When you buy a lottery ticket, you are purchasing a small sliver of hope that you will be the winner. But you can’t win unless you get the numbers right, and there are a lot of ways to go wrong. In fact, if you want to improve your chances of winning the lottery, you should learn as much as you can about how the odds work.
While making decisions and determining fates by casting lots has an ancient record (as exemplified in the Old Testament where Moses was instructed to take a census of the people and divide the land by lottery), public lotteries based on the distribution of prizes for material gain are rather newer, dating back only a few centuries. The first public lotteries in Europe were held in the 15th century by towns seeking money for fortifications and to aid the poor.
Lottery promotion is usually heavily focused on ad campaigns that are designed to persuade people to spend their hard-earned dollars on tickets. The message coded in these advertisements is that the lottery is a wacky and weird game that’s fun to play. But in fact, the lottery is a regressive form of gambling that tends to disproportionately affect lower-income households. In addition, research shows that lottery play declines with increasing formal education.
The lottery, once established, creates a broad constituency of supporters that includes convenience store operators (who sell the tickets); lotteries suppliers (heavy contributions by these companies to state political campaigns are regularly reported); teachers (in states where lottery revenues are earmarked for education); and, of course, legislators (who quickly grow accustomed to extra cash).

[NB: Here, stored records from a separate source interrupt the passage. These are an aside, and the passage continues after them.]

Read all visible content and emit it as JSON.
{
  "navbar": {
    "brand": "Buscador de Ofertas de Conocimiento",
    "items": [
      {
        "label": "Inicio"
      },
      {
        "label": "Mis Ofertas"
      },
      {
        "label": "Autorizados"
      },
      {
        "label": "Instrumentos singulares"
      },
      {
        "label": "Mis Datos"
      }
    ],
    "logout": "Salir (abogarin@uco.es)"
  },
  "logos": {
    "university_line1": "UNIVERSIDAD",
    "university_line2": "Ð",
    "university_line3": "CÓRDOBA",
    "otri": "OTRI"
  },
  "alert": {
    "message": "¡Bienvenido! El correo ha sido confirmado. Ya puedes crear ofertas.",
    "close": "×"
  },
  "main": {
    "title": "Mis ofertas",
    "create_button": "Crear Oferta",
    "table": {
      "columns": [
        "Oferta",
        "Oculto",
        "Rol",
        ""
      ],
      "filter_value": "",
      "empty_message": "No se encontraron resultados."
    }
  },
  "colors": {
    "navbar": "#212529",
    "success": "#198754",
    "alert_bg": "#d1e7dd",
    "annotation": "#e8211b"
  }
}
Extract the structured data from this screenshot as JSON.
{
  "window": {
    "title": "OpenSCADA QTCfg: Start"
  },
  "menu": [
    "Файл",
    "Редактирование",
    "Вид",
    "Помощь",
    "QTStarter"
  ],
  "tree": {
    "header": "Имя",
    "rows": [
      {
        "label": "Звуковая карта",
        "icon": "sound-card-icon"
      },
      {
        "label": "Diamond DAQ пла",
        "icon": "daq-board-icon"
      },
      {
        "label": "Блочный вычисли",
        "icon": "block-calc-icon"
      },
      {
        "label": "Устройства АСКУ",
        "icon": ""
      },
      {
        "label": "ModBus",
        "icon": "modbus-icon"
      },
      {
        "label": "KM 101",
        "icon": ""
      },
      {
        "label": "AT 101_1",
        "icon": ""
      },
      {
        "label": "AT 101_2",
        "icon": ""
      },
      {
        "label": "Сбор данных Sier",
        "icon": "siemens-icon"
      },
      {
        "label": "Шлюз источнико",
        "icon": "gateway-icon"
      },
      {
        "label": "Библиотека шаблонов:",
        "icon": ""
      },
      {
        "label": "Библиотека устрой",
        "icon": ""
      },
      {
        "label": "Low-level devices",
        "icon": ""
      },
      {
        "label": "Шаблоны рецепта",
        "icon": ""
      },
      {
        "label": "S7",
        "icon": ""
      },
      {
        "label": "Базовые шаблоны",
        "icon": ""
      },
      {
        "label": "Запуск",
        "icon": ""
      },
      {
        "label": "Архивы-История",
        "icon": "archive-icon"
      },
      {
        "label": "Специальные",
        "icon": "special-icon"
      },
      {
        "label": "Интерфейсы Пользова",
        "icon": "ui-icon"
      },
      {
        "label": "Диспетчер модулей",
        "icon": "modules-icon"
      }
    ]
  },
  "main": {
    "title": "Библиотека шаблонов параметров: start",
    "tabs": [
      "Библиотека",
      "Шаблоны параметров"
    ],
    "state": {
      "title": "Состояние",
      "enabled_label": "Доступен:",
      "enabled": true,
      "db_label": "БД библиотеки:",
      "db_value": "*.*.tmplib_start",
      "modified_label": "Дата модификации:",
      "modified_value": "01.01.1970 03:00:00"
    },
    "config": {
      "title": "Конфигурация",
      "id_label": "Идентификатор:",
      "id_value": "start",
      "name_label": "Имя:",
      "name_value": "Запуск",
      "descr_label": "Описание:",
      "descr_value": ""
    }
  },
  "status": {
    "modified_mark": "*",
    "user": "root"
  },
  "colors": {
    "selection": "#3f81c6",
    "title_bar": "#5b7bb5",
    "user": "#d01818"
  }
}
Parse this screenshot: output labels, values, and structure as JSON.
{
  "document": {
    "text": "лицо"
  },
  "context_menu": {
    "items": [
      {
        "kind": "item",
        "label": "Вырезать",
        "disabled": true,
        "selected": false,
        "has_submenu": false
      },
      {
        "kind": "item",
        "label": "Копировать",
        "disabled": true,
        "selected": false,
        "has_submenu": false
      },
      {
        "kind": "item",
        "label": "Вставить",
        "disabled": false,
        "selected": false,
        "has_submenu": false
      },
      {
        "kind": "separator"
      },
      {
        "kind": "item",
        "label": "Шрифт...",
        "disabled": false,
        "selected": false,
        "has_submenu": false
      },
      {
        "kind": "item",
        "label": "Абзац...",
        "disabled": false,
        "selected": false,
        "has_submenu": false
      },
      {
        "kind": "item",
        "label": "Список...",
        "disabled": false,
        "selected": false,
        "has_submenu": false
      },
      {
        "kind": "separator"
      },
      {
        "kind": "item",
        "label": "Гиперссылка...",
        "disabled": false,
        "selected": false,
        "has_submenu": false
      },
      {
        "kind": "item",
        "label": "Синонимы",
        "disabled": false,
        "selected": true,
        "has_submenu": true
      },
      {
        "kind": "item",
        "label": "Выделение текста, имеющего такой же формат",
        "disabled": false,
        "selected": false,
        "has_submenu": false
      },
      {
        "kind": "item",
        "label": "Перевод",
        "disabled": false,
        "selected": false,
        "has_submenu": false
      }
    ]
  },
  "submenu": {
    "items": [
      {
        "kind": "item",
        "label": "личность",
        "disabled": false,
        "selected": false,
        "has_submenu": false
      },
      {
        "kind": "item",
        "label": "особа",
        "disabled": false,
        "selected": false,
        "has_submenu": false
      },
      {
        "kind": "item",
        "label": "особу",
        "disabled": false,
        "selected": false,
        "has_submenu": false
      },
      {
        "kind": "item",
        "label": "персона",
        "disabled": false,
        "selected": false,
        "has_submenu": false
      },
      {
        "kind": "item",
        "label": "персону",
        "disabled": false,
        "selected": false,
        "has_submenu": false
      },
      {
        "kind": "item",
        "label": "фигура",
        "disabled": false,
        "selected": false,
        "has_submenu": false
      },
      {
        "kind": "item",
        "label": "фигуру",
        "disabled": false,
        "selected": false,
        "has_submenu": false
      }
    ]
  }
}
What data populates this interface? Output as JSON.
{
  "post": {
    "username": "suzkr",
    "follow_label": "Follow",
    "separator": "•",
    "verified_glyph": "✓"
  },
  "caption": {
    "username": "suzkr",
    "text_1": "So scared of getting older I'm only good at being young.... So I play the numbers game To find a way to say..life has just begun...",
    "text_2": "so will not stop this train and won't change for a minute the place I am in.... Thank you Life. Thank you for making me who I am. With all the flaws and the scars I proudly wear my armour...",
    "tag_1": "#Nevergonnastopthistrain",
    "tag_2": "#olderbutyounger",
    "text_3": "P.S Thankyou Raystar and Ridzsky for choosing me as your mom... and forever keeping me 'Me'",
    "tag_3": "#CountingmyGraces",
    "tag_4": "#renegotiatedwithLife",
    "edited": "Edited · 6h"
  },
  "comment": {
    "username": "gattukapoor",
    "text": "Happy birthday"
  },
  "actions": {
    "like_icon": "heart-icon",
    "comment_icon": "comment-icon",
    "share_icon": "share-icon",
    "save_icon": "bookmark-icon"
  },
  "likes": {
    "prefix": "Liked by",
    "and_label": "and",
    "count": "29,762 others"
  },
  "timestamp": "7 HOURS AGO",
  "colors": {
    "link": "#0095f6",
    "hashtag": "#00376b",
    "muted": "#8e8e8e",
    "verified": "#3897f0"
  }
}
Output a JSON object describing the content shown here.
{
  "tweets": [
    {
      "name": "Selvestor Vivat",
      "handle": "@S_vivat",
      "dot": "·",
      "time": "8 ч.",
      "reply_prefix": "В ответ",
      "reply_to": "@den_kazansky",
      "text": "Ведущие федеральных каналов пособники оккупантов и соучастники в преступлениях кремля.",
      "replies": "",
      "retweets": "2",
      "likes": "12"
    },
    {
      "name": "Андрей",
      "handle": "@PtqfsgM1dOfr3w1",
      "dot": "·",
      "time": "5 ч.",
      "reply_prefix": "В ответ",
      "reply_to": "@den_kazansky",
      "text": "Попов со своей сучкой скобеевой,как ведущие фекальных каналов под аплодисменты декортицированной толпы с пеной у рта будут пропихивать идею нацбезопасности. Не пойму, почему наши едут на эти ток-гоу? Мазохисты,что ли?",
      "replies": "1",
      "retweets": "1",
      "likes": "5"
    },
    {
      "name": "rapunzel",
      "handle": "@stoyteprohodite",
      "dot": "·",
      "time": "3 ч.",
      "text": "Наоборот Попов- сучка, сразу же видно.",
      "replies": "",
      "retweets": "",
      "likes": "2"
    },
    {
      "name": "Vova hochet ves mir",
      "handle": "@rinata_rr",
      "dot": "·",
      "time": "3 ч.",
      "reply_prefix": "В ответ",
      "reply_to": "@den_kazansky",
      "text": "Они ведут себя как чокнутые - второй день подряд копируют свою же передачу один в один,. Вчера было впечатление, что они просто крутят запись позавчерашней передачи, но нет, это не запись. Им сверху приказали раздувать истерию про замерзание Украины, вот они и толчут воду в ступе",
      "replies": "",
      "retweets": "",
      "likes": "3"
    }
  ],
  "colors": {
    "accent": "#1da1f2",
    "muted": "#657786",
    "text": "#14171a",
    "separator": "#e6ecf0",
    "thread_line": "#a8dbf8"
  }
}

Although lottery promoters like to argue that they operate their games as businesses with a focus on maximizing revenue, this is essentially an unspoken admission that their business model puts them at cross-purposes with the larger public interest. By running their lotteries as businesses, they are creating a gambling industry that promotes gambling addiction and undermines efforts to treat problem gambling.
There are a number of other serious problems with the way state lotteries are run as businesses, such as how they skew their data to obscure negative effects on the poor and minorities, and how they encourage problem gambling and inequalities by promoting the lottery through skewed advertising. And, most importantly, by running their lotteries as businesses, they have created a dependency on gambling revenues that is at best at cross-purposes with the broader public welfare. This arrangement, even if well-intentioned, is unsustainable and should be abolished. The alternative is to make lottery funds available for public purposes, preferably through an appropriation from the general fund. This would ensure that lottery proceeds are used for the highest priority needs of the community and minimize the harms that result from the reliance on gambling for revenue. This would require reforms to state constitutions and laws governing gambling. It would also require more scrutiny of the underlying costs of the lotteries, which are often hidden from view by a misleading accounting system that masks the true cost of operating these enterprises.